Problem statement:
Count the lines below that contain the word "guillermodavilaoficial" and give only that number.

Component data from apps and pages
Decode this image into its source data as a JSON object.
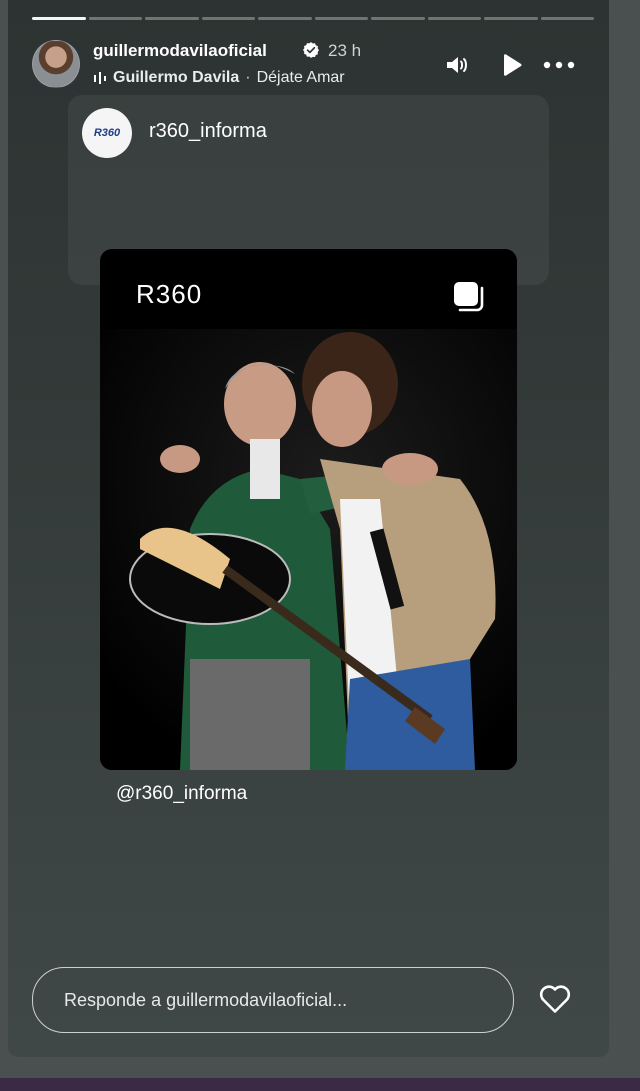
{
  "progress": {
    "segments": 10,
    "active_index": 0
  },
  "header": {
    "username": "guillermodavilaoficial",
    "time": "23 h",
    "music_artist": "Guillermo Davila",
    "music_separator": "·",
    "music_song": "Déjate Amar"
  },
  "shared_card": {
    "avatar_text": "R360",
    "account_name": "r360_informa"
  },
  "post": {
    "logo_text": "R360",
    "mention": "@r360_informa"
  },
  "reply": {
    "placeholder": "Responde a guillermodavilaoficial..."
  },
  "icons": {
    "verified": "verified-badge-icon",
    "music": "music-bars-icon",
    "sound": "speaker-icon",
    "play": "play-icon",
    "more": "more-dots-icon",
    "multi": "carousel-icon",
    "heart": "heart-icon"
  },
  "colors": {
    "background": "#4a4f4f",
    "story_top": "#2d3332",
    "story_bottom": "#3f4847",
    "verified": "#ffffff"
  }
}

Exercise output:
2